The most technologically advanced story covered by the African SkyCam team was to shoot drone footage of Nairobi's Dandora dump site, and use this to create a 3D model of the rubbish dump.
The dump, which was initially supposed to be temporary, has displaced people and housing, Olewe explains. “It is insecure as there are now schools and houses in the dump site, so there are loads of social issues. The community has even gone to court to ask the government to relocate the dump.”
“So we have a very good 3D model of this site and it is fascinating for the media to have this and to have these kinds of stories,” he says.
African SkyCAM was also able to partner with CCTV Africa to cover a conservation project on elephant and rhino poaching, managing to capture footage of these animals in their natural habitat. They also reported on cultural and political events such as a car rally in the countryside outside of Nairobi and a political rally attended by thousands of people.
The African SkyCAM project demonstrates that drone journalism can push the boundaries of reporting and capturing footage in Africa. It also illustrates how drones armed with cameras can be used by a variety of actors to cover a wide range of public interest stories.

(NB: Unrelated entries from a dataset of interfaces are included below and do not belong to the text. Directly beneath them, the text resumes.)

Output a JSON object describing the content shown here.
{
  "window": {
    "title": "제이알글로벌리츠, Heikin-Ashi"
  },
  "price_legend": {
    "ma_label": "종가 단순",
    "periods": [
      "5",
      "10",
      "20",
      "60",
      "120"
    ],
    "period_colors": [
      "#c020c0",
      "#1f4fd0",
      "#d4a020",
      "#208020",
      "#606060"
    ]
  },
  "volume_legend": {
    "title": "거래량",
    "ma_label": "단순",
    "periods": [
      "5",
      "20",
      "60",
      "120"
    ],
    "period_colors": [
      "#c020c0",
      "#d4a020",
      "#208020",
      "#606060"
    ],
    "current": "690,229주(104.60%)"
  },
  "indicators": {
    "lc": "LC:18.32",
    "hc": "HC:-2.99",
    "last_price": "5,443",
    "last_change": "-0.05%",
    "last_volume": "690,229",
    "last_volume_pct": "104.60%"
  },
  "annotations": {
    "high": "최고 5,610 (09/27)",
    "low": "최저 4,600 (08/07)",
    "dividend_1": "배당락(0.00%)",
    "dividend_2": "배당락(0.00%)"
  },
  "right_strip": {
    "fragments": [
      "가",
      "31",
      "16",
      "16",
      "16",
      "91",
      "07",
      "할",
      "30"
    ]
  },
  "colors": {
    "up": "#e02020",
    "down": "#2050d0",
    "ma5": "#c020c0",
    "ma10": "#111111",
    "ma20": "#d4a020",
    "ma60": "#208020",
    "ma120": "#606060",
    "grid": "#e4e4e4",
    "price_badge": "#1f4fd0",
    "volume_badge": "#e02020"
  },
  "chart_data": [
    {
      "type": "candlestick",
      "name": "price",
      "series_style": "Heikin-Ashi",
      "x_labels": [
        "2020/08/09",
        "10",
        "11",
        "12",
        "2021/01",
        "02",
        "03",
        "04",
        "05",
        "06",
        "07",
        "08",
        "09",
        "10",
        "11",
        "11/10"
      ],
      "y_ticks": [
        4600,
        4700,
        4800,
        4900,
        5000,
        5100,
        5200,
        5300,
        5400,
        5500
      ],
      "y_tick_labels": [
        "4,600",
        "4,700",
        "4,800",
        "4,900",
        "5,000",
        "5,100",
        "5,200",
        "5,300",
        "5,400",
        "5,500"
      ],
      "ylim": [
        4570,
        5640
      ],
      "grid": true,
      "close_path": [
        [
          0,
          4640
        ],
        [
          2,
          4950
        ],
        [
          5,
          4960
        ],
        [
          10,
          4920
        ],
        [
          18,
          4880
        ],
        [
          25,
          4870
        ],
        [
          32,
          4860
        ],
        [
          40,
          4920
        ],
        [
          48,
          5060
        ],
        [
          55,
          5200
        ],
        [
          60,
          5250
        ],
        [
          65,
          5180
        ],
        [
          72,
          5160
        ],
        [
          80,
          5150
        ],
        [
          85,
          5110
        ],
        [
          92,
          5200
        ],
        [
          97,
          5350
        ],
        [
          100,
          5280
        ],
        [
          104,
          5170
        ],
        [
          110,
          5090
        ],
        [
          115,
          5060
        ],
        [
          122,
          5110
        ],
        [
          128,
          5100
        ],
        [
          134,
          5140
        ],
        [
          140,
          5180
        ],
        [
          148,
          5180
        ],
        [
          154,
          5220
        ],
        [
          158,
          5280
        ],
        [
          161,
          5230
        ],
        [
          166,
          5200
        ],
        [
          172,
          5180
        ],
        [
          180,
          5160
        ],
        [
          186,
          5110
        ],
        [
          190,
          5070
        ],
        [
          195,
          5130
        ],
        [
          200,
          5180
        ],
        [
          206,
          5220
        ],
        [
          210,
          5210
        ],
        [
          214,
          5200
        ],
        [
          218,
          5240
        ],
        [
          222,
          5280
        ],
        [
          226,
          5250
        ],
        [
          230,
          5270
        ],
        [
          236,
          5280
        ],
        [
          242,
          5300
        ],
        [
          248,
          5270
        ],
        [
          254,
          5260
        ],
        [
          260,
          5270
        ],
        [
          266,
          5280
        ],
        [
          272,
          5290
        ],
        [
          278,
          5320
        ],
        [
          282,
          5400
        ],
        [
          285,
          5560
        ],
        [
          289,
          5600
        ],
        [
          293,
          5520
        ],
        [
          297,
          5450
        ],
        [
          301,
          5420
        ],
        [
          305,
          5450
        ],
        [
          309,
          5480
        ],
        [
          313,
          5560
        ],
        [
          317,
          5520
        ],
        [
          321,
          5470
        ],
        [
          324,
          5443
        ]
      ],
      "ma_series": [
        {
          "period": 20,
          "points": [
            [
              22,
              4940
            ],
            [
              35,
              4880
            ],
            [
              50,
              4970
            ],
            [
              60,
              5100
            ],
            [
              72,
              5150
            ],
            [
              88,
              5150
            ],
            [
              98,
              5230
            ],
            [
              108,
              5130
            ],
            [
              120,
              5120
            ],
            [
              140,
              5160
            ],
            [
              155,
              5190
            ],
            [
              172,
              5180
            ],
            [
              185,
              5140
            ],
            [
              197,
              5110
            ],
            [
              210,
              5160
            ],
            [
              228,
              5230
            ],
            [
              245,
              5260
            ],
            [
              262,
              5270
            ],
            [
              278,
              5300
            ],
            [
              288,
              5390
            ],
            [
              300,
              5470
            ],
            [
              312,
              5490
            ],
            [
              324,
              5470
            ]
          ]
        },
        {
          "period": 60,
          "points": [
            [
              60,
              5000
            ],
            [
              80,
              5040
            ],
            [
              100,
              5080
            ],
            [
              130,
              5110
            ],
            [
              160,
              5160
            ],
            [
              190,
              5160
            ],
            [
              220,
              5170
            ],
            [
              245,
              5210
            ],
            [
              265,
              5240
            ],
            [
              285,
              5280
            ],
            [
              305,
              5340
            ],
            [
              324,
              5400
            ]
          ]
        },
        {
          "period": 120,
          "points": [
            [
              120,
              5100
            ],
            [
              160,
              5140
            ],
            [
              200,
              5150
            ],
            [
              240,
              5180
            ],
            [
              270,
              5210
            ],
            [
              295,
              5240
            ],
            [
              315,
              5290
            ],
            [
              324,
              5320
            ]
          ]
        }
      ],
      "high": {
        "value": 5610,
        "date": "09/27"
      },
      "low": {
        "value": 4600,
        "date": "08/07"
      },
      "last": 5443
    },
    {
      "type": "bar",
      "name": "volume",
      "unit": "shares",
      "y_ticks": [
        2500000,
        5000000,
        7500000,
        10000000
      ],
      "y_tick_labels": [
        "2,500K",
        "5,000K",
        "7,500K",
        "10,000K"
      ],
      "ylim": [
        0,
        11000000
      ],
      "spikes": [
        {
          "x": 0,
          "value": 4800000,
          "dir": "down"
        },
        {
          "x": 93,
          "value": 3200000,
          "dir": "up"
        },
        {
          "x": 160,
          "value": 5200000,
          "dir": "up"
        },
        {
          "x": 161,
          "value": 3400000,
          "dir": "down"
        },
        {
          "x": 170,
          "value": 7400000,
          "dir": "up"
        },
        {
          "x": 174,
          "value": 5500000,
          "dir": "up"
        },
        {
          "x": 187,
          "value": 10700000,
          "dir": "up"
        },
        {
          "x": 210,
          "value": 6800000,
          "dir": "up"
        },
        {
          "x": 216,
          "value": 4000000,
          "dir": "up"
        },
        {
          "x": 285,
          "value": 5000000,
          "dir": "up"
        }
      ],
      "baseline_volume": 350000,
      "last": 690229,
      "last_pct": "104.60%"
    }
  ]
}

By using drones for reporting, African SkyCAM has created new avenues for access to information. The visual elements helped transform the stories and gave them a new edge that the audience liked. By providing imagery from a new perspective, they were able to capture people's imagination and attention, and share information in a way that reached more people.
The African SkyCAM team didn't encounter any regulatory issues carrying out their project: they had no difficulties in receiving permits or police permission to shoot footage.
However, the situation has since changed in Kenya. In January 2015, Kenyan authorities regulated against the civilian use of drones, deeming the potential for misuse, abuse and terrorist attacks too high to be legally permissible.
This has meant the end of African SkyCAM. Nevertheless, Olewe remains true to drone journalism. In order to explore the opportunities drones offer, he is supporting drone journalism in other parts of the world. As a John S. Knight Fellow at Stanford, he organized a conference that brought together drone manufacturers, academics and lawyers to discuss the future of drones.
“I intend to organize a similar event in Africa to kick-start the conversation on regulating innovation,” Olewe says. “I think this approach is key in ensuring that we open up the operation space and also shape the policy conversation.”
Author: Roslyn Kratochvil Moore